GIVEN DATA:
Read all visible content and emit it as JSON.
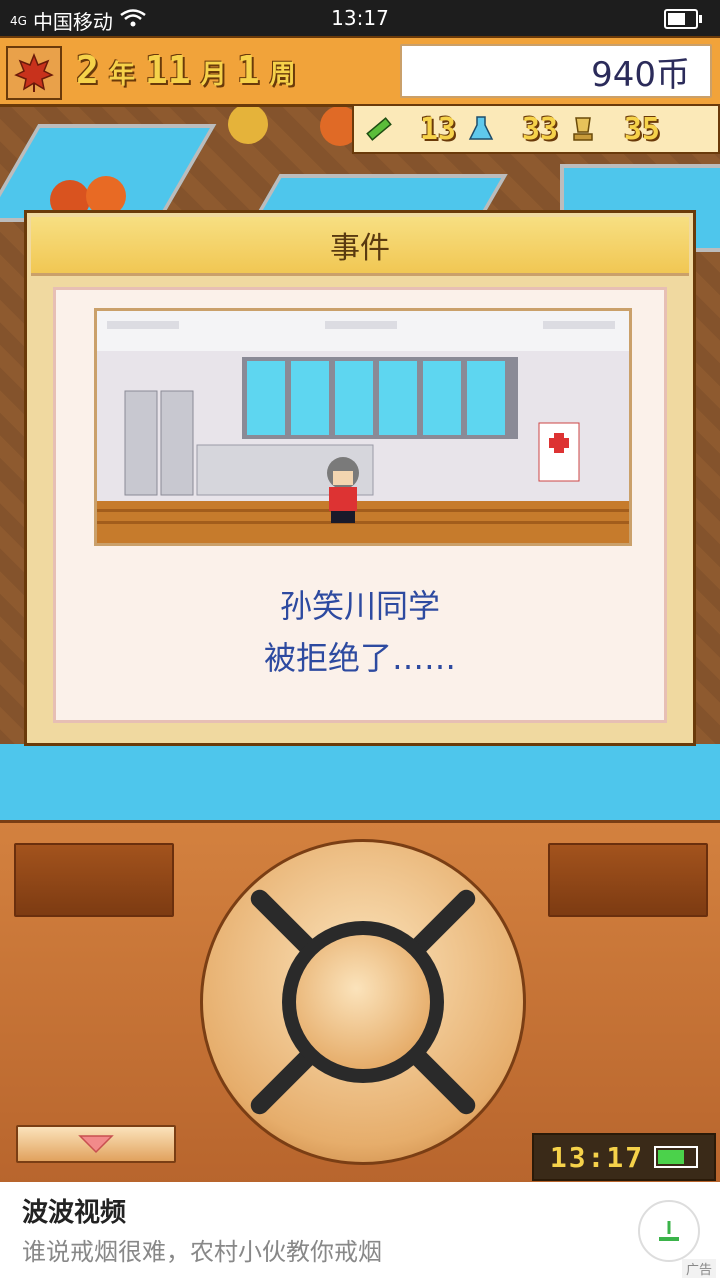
{
  "status_bar": {
    "signal": "4G",
    "carrier": "中国移动",
    "time": "13:17",
    "battery_level": 0.55
  },
  "top_bar": {
    "year": "2",
    "year_unit": "年",
    "month": "11",
    "month_unit": "月",
    "week": "1",
    "week_unit": "周",
    "money": "940币"
  },
  "stats": [
    {
      "icon": "pencil-icon",
      "value": "13"
    },
    {
      "icon": "flask-icon",
      "value": "33"
    },
    {
      "icon": "trophy-icon",
      "value": "35"
    }
  ],
  "dialog": {
    "title": "事件",
    "message_line1": "孙笑川同学",
    "message_line2": "被拒绝了……"
  },
  "device": {
    "clock": "13:17",
    "battery_level": 0.65
  },
  "ad": {
    "name": "波波视频",
    "description": "谁说戒烟很难，农村小伙教你戒烟",
    "tag": "广告"
  },
  "colors": {
    "accent": "#f1a33a",
    "message": "#2d4aa0",
    "wood": "#d3813f"
  }
}
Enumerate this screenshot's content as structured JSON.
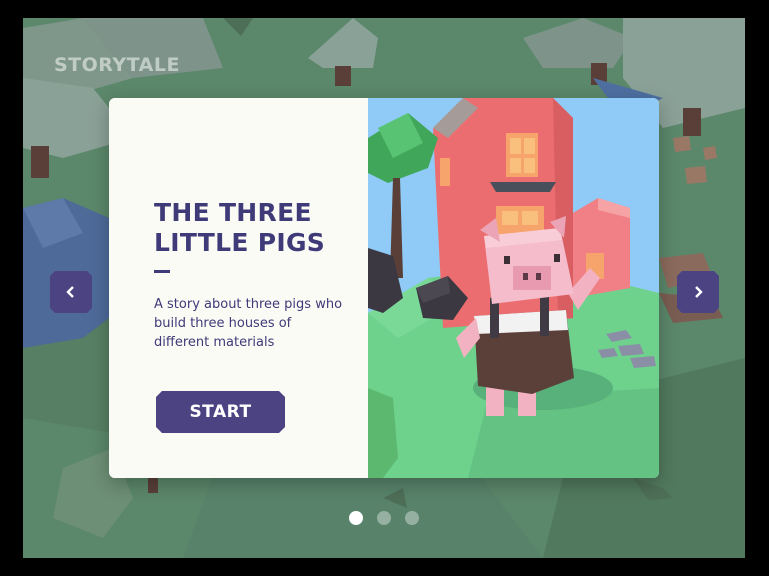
{
  "brand": {
    "name": "STORYTALE"
  },
  "story": {
    "title_line1": "THE THREE",
    "title_line2": "LITTLE PIGS",
    "description": "A story about three pigs who build three houses of different materials",
    "start_label": "START"
  },
  "navigation": {
    "prev_icon": "chevron-left-icon",
    "next_icon": "chevron-right-icon"
  },
  "pagination": {
    "total": 3,
    "active_index": 0
  },
  "colors": {
    "accent": "#4b4382",
    "title_text": "#3f3a78",
    "card_bg": "#fbfbf6",
    "overlay_bg": "#5d8a6a"
  }
}
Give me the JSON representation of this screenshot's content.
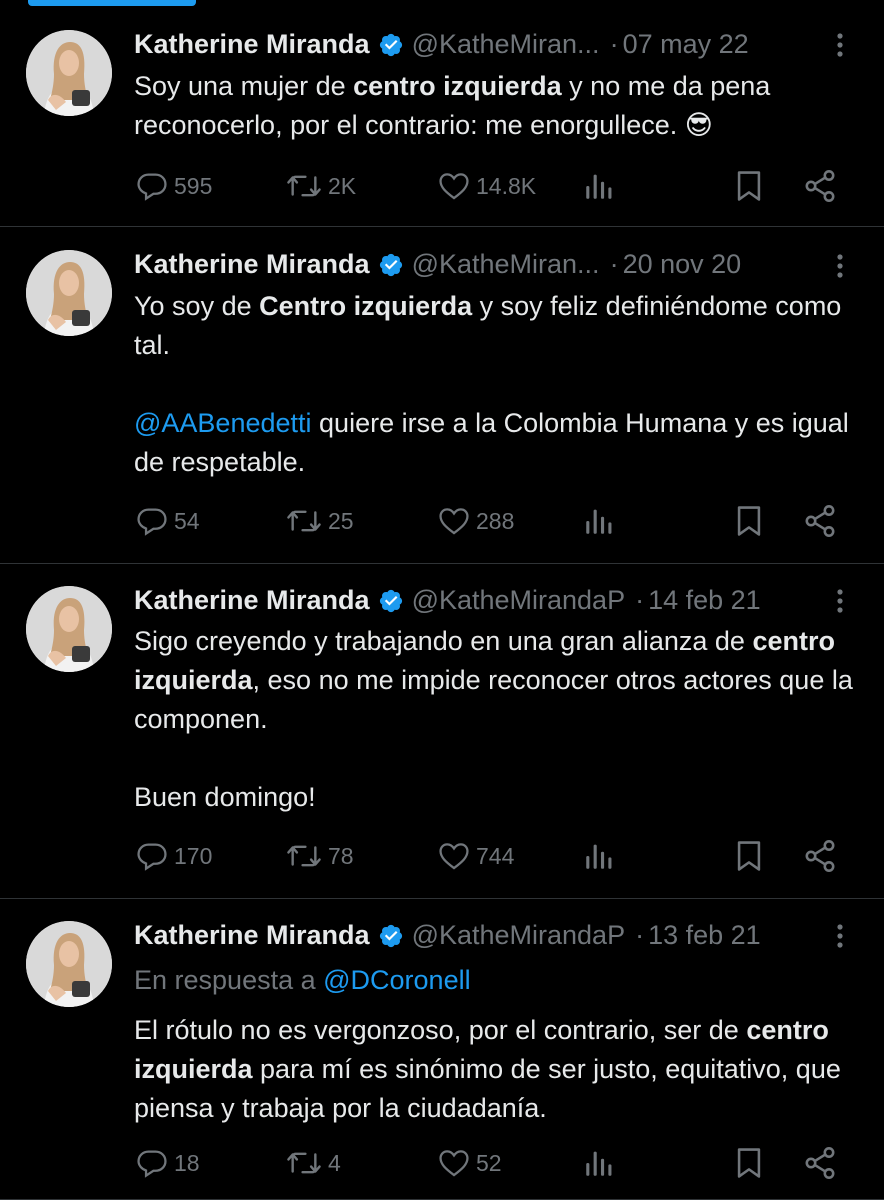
{
  "tweets": [
    {
      "name": "Katherine Miranda",
      "handle": "@KatheMiran...",
      "separator": "·",
      "date": "07 may 22",
      "reply_to_prefix": "",
      "reply_to_handle": "",
      "paragraphs": [
        [
          {
            "text": "Soy una mujer de ",
            "bold": false
          },
          {
            "text": "centro izquierda",
            "bold": true
          },
          {
            "text": " y no me da pena reconocerlo, por el contrario: me enorgullece. 😎",
            "bold": false
          }
        ]
      ],
      "replies": "595",
      "reposts": "2K",
      "likes": "14.8K"
    },
    {
      "name": "Katherine Miranda",
      "handle": "@KatheMiran...",
      "separator": "·",
      "date": "20 nov 20",
      "reply_to_prefix": "",
      "reply_to_handle": "",
      "paragraphs": [
        [
          {
            "text": "Yo soy de ",
            "bold": false
          },
          {
            "text": "Centro izquierda",
            "bold": true
          },
          {
            "text": " y soy feliz definiéndome como tal.",
            "bold": false
          }
        ],
        [
          {
            "text": "@AABenedetti",
            "mention": true
          },
          {
            "text": " quiere irse a la Colombia Humana y es igual de respetable.",
            "bold": false
          }
        ]
      ],
      "replies": "54",
      "reposts": "25",
      "likes": "288"
    },
    {
      "name": "Katherine Miranda",
      "handle": "@KatheMirandaP",
      "separator": "·",
      "date": "14 feb 21",
      "reply_to_prefix": "",
      "reply_to_handle": "",
      "paragraphs": [
        [
          {
            "text": "Sigo creyendo y trabajando en una gran alianza de ",
            "bold": false
          },
          {
            "text": "centro izquierda",
            "bold": true
          },
          {
            "text": ", eso no me impide reconocer otros actores que la componen.",
            "bold": false
          }
        ],
        [
          {
            "text": "Buen domingo!",
            "bold": false
          }
        ]
      ],
      "replies": "170",
      "reposts": "78",
      "likes": "744"
    },
    {
      "name": "Katherine Miranda",
      "handle": "@KatheMirandaP",
      "separator": "·",
      "date": "13 feb 21",
      "reply_to_prefix": "En respuesta a ",
      "reply_to_handle": "@DCoronell",
      "paragraphs": [
        [
          {
            "text": "El rótulo no es vergonzoso, por el contrario, ser de ",
            "bold": false
          },
          {
            "text": "centro izquierda",
            "bold": true
          },
          {
            "text": " para mí es sinónimo de ser justo, equitativo, que piensa y trabaja por la ciudadanía.",
            "bold": false
          }
        ]
      ],
      "replies": "18",
      "reposts": "4",
      "likes": "52"
    }
  ],
  "colors": {
    "background": "#000000",
    "text": "#e7e9ea",
    "secondary": "#71767b",
    "accent": "#1d9bf0",
    "divider": "#2f3336"
  },
  "icons": [
    "verified-badge-icon",
    "more-options-icon",
    "reply-icon",
    "repost-icon",
    "like-icon",
    "views-icon",
    "bookmark-icon",
    "share-icon"
  ]
}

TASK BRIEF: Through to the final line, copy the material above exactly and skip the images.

COMPLETED TASK:
Read all visible content and emit it as JSON.
{
  "status_bar": {
    "signal": "4G",
    "carrier": "中国移动",
    "time": "13:17",
    "battery_level": 0.55
  },
  "top_bar": {
    "year": "2",
    "year_unit": "年",
    "month": "11",
    "month_unit": "月",
    "week": "1",
    "week_unit": "周",
    "money": "940币"
  },
  "stats": [
    {
      "icon": "pencil-icon",
      "value": "13"
    },
    {
      "icon": "flask-icon",
      "value": "33"
    },
    {
      "icon": "trophy-icon",
      "value": "35"
    }
  ],
  "dialog": {
    "title": "事件",
    "message_line1": "孙笑川同学",
    "message_line2": "被拒绝了……"
  },
  "device": {
    "clock": "13:17",
    "battery_level": 0.65
  },
  "ad": {
    "name": "波波视频",
    "description": "谁说戒烟很难，农村小伙教你戒烟",
    "tag": "广告"
  },
  "colors": {
    "accent": "#f1a33a",
    "message": "#2d4aa0",
    "wood": "#d3813f"
  }
}
Enumerate this screenshot's content as structured JSON.
{
  "brand": {
    "name": "STORYTALE"
  },
  "story": {
    "title_line1": "THE THREE",
    "title_line2": "LITTLE PIGS",
    "description": "A story about three pigs who build three houses of different materials",
    "start_label": "START"
  },
  "navigation": {
    "prev_icon": "chevron-left-icon",
    "next_icon": "chevron-right-icon"
  },
  "pagination": {
    "total": 3,
    "active_index": 0
  },
  "colors": {
    "accent": "#4b4382",
    "title_text": "#3f3a78",
    "card_bg": "#fbfbf6",
    "overlay_bg": "#5d8a6a"
  }
}
Give me the JSON representation of this screenshot's content.
{
  "tweets": [
    {
      "name": "Katherine Miranda",
      "handle": "@KatheMiran...",
      "separator": "·",
      "date": "07 may 22",
      "reply_to_prefix": "",
      "reply_to_handle": "",
      "paragraphs": [
        [
          {
            "text": "Soy una mujer de ",
            "bold": false
          },
          {
            "text": "centro izquierda",
            "bold": true
          },
          {
            "text": " y no me da pena reconocerlo, por el contrario: me enorgullece. 😎",
            "bold": false
          }
        ]
      ],
      "replies": "595",
      "reposts": "2K",
      "likes": "14.8K"
    },
    {
      "name": "Katherine Miranda",
      "handle": "@KatheMiran...",
      "separator": "·",
      "date": "20 nov 20",
      "reply_to_prefix": "",
      "reply_to_handle": "",
      "paragraphs": [
        [
          {
            "text": "Yo soy de ",
            "bold": false
          },
          {
            "text": "Centro izquierda",
            "bold": true
          },
          {
            "text": " y soy feliz definiéndome como tal.",
            "bold": false
          }
        ],
        [
          {
            "text": "@AABenedetti",
            "mention": true
          },
          {
            "text": " quiere irse a la Colombia Humana y es igual de respetable.",
            "bold": false
          }
        ]
      ],
      "replies": "54",
      "reposts": "25",
      "likes": "288"
    },
    {
      "name": "Katherine Miranda",
      "handle": "@KatheMirandaP",
      "separator": "·",
      "date": "14 feb 21",
      "reply_to_prefix": "",
      "reply_to_handle": "",
      "paragraphs": [
        [
          {
            "text": "Sigo creyendo y trabajando en una gran alianza de ",
            "bold": false
          },
          {
            "text": "centro izquierda",
            "bold": true
          },
          {
            "text": ", eso no me impide reconocer otros actores que la componen.",
            "bold": false
          }
        ],
        [
          {
            "text": "Buen domingo!",
            "bold": false
          }
        ]
      ],
      "replies": "170",
      "reposts": "78",
      "likes": "744"
    },
    {
      "name": "Katherine Miranda",
      "handle": "@KatheMirandaP",
      "separator": "·",
      "date": "13 feb 21",
      "reply_to_prefix": "En respuesta a ",
      "reply_to_handle": "@DCoronell",
      "paragraphs": [
        [
          {
            "text": "El rótulo no es vergonzoso, por el contrario, ser de ",
            "bold": false
          },
          {
            "text": "centro izquierda",
            "bold": true
          },
          {
            "text": " para mí es sinónimo de ser justo, equitativo, que piensa y trabaja por la ciudadanía.",
            "bold": false
          }
        ]
      ],
      "replies": "18",
      "reposts": "4",
      "likes": "52"
    }
  ],
  "colors": {
    "background": "#000000",
    "text": "#e7e9ea",
    "secondary": "#71767b",
    "accent": "#1d9bf0",
    "divider": "#2f3336"
  },
  "icons": [
    "verified-badge-icon",
    "more-options-icon",
    "reply-icon",
    "repost-icon",
    "like-icon",
    "views-icon",
    "bookmark-icon",
    "share-icon"
  ]
}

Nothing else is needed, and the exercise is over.